College hockey: Minnesota's Justin Kloos puts NHL dreams on hold for one last shot at national title
Last spring, at the end of a disappointing Gophers men's hockey season, Justin Kloos was approached by NHL teams with offers of a fulfilled dream and a professional paycheck.
Why not sign a pro contract and forego his senior year at Minnesota?
Kloos already had been part of an NCAA title game as a freshman, already had been a captain as a junior and had experienced the frustrations of the Gophers' first season since 2011 without an NCAA tournament berth.
"When that opportunity is staring you in the face, it's difficult to say, 'No, I want to come back and pass up a contract,'" Kloos said. "But I had other aspirations in mind."
Chief among them were leaving a better legacy as a two-time captain and the hopes of returning the Gophers to the Frozen Four for the first time since his freshman season ended with a 7-4 loss to Union in the title game.
Kloos helped lead the Gophers (23-11-3) back to the single-elimination NCAA tournament, where a first-round matchup against Notre Dame (21-11-5) awaits the No. 1 seed Gophers in the East Region in Manchester, N.H., Saturday afternoon.
The Gophers need two victories to return to the Frozen Four.
"It would be awesome," he said. "But I'm not going to say that because I came back, the pressure is on to get there. I know how difficult it is."
That's a newfound appreciation, one formed from a first-round NCAA tournament exit two years ago, and an absence from the tourney last season.
It wasn't long ago that Kloos, a Lakeville, Minn., native who starred for three years at Lakeville South, thought college hockey was going to be easy.
He was the first freshman in seven years to lead the Gophers in goals (16), propelling that team to 28 wins and a national championship appearance, where Kloos scored the game's first goal.
Kloos was sure he'd be back in the championship the following year, but the Gophers haven't won an tournament game since.
"That's one message I want to leave for every incoming Gopher," Kloos said. "Everything came so easy that year, and it's not. It's really hard. That year, I thought if we show up and play well, no one is going to beat us. I was thinking, 'This is what it's going to be like every year.' "
Over 154 college games, Kloos has 148 points, most for a Gopher since Troy Riddle ended his career in 2004 with 178. Kloos is second on the team this season with 43 points in 37 games.
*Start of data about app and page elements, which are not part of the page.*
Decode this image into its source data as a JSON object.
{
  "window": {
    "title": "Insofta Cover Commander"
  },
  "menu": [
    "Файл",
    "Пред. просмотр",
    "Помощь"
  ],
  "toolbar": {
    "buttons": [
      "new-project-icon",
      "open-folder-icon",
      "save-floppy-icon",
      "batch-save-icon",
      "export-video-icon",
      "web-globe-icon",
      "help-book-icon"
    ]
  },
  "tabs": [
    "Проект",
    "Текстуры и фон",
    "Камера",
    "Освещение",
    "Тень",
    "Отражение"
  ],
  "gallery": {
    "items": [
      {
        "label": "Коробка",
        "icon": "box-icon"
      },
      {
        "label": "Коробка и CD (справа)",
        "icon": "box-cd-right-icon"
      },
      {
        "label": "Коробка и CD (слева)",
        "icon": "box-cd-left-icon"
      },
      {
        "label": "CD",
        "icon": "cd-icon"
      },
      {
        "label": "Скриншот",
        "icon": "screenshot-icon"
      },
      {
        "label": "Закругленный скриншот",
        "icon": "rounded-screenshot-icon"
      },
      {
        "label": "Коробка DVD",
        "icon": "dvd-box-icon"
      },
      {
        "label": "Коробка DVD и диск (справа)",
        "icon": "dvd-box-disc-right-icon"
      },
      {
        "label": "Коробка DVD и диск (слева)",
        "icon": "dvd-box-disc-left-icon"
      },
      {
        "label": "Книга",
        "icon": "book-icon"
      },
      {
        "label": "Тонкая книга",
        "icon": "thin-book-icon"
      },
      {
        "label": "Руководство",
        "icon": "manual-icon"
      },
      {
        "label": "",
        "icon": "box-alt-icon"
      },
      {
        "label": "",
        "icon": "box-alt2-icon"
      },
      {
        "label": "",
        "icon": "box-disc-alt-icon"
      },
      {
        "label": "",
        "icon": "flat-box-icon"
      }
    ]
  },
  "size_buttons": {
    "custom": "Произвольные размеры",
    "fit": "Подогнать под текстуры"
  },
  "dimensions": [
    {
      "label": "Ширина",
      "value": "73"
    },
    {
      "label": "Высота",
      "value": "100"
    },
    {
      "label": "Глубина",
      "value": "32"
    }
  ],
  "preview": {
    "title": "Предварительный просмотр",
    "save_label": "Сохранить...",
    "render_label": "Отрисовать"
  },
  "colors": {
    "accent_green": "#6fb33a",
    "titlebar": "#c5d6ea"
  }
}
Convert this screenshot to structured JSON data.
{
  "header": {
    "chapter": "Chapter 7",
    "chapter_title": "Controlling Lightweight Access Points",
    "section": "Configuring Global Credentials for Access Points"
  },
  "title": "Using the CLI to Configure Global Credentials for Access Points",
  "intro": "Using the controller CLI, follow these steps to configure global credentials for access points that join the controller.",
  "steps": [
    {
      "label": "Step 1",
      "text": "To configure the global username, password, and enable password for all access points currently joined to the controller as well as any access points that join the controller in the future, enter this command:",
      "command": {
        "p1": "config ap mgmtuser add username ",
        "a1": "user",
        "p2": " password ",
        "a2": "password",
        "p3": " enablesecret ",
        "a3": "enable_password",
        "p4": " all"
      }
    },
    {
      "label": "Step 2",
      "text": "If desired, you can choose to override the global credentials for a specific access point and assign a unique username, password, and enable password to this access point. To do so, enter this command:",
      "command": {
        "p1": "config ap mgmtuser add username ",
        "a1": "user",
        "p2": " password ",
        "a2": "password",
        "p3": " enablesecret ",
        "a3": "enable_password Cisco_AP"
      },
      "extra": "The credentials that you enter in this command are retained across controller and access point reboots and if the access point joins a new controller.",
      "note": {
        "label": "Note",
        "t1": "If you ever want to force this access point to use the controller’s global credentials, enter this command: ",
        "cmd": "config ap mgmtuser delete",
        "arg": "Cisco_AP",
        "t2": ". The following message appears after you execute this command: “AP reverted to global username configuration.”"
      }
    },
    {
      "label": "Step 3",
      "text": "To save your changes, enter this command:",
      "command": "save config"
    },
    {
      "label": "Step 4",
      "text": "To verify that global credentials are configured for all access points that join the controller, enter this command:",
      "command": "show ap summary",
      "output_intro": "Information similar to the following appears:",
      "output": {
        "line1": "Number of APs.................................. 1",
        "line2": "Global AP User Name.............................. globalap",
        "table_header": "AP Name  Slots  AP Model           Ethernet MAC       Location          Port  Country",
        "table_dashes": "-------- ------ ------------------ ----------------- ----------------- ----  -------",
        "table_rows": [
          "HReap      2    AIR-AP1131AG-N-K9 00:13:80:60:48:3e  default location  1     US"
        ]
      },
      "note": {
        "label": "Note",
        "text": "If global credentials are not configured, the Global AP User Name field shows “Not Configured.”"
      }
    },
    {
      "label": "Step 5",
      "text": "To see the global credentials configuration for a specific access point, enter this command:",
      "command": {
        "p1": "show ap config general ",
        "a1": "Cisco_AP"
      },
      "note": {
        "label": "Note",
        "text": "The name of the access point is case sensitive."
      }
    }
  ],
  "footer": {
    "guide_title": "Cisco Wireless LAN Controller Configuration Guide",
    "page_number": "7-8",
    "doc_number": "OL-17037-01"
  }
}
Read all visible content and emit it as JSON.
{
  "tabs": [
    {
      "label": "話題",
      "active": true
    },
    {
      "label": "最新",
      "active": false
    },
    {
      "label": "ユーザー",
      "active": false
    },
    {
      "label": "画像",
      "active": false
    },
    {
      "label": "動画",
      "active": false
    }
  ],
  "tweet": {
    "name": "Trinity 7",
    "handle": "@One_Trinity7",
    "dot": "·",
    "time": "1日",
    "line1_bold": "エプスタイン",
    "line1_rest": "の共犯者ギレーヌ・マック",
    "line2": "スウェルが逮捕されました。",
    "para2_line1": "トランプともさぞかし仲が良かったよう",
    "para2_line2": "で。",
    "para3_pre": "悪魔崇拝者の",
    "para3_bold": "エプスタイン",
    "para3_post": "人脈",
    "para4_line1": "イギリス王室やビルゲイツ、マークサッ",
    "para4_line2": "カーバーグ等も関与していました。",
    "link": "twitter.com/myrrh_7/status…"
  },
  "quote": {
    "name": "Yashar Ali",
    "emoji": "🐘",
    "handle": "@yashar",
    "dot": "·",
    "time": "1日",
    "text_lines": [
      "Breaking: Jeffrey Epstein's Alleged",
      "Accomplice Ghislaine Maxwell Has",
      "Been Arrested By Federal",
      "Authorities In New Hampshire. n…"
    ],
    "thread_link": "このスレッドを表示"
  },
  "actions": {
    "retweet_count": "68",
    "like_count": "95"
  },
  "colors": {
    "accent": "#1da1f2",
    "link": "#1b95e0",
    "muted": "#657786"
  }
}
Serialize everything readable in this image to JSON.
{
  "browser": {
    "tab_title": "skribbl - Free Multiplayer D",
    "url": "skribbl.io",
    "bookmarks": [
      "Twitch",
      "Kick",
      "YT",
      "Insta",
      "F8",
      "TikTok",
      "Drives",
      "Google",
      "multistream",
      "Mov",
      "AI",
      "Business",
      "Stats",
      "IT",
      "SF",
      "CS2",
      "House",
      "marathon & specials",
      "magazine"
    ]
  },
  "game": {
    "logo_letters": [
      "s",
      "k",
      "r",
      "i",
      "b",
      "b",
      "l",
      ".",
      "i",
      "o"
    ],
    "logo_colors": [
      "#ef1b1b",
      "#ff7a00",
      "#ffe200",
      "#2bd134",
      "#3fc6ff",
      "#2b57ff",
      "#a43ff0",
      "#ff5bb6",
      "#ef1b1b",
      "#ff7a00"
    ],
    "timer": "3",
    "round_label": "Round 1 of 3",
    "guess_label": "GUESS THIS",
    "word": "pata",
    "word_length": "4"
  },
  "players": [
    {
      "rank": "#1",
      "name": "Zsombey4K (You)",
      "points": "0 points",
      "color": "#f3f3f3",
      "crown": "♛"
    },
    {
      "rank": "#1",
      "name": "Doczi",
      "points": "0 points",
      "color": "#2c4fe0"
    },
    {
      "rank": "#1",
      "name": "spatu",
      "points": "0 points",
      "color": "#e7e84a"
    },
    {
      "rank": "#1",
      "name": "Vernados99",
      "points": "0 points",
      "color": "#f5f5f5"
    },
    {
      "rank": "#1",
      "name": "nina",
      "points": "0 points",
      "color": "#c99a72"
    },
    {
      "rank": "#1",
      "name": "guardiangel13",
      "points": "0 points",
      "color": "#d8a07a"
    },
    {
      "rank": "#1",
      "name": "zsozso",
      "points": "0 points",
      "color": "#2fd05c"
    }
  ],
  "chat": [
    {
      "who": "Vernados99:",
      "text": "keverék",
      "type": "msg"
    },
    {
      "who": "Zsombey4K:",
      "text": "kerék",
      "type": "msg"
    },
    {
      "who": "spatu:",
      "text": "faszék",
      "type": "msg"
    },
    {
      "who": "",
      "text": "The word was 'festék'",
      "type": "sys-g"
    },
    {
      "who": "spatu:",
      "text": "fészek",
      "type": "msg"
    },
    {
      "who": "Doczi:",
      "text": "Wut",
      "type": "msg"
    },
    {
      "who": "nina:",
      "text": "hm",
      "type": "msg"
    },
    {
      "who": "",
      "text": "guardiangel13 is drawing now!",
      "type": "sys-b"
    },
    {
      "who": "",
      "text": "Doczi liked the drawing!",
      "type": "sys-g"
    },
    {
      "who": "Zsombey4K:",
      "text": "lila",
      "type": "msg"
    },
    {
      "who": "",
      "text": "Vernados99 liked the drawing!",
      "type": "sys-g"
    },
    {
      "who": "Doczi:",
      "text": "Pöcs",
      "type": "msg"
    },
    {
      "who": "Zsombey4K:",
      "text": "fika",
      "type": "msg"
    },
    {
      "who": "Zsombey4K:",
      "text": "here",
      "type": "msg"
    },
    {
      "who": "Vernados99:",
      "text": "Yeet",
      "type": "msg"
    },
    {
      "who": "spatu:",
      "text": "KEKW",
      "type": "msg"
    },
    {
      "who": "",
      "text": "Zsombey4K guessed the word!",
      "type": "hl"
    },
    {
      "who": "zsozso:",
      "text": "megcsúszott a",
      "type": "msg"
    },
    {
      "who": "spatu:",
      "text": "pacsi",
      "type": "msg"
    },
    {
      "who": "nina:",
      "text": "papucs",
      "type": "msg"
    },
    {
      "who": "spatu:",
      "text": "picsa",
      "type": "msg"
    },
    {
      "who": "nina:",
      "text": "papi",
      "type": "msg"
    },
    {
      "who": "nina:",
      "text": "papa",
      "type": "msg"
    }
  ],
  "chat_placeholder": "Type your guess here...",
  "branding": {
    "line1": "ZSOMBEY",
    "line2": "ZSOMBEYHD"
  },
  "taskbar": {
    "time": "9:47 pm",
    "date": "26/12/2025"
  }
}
That's hardly been a surprise to coach Don Lucia, who said he envisioned putting a 'C' on Kloos' sweater even before he stepped on campus. For five years, starting when Kloos was 10, he played on the same youth team as Lucia's youngest son, Mario.
"Justin has always been a first-class kid, even when he was young," Lucia said. "He comes from a great family and was brought up the right way. There was no question when he came to our program that he was going to be a captain here someday.
"He's given everything to this program, and he's going to walk away by adding a lot of banners to the rafters and getting his degree and having an opportunity to play professionally after this -- but we don't want that to happen too soon."
This article is written by Chad Graff from St. Paul Pioneer Press and was legally licensed via the Tribune Content Agency through the NewsCred publisher network. Please direct all licensing questions to email@example.com.